“He rejected the festivals of Mary's Immaculate Conception, December 8, and her Assumption, August 15” (p. 240).
“According to Luther Mary should be honored in festivals that focus on Christ, which is why he eventually rejected the celebrations of her Immaculate Conception (December 8), her birth (September 8), and her Assumption (August 15). He did honor her in the festivals of the Annunciation (March 25), the Visitation (July 2), and Purification (February 2), since these are connected with the birth of Christ. "We dare not put our faith in the mother but only in the fact that the child was born" (p. 241).
“Luther continued to preach on these festivals, but stopped preaching on the other three festivals after 1523”  (p. 382).
When one actually reads Luther’s Marian sermons, one finds that Mary is usually not the main subject, Christ is. Mary is often simply mentioned in passing, with perhaps a few paragraphs allotted to any discussion about her. There are exceptions to this, but the older Luther got, the less his Marian sermons focused on Mary. For instance, here is a complete "Marian" sermon,  “The Day of Annunciation to Mary” by Martin Luther (Luke 1:26-38, Second Sermon 1534). See for yourself how much Luther emphasized the veneration of Mary.
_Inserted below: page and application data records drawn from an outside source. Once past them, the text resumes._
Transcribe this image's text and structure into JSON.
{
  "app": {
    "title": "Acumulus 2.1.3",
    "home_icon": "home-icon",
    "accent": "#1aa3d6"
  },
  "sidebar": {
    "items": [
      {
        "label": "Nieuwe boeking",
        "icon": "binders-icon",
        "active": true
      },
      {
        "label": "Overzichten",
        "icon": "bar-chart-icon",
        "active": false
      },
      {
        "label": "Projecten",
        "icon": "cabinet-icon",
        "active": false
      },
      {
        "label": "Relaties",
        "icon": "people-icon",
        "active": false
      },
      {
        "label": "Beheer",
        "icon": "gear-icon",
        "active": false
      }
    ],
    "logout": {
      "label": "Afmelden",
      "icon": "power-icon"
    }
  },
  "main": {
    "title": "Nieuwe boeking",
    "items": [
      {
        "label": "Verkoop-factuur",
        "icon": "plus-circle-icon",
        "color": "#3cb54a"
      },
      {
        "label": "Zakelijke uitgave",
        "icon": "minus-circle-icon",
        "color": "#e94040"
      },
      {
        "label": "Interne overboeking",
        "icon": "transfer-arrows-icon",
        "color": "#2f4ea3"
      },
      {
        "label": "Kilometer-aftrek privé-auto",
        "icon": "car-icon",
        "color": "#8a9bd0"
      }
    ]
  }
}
Addendum #2
This blog entry is a revision of an entry I posted back in 2012. The original can be found here. Because so many sources are now available online, I'm revising older entries by adding additional materials and commentary and also fixing or deleting dead hyperlinks. Nothing of any significant substance has changed in this entry from that presented in the former. The original entry was provoked by a 2012 discussion on Luther's Mariology at Catholic Answers (still view-able).  The current revision was prompted by a CARM discussion.

5 comments:

Turretinfan said...

So, it's basically a part of original sin. LOL

Jeph said...

Shame on those Roman apologists who deliberately misrepresent Luther.

Lvka said...

Catholics are going straight to Hell !!!

James Swan said...

Lvka-

When Protestants have beyond and back stories, I don't believe them either.

William said...

Great post.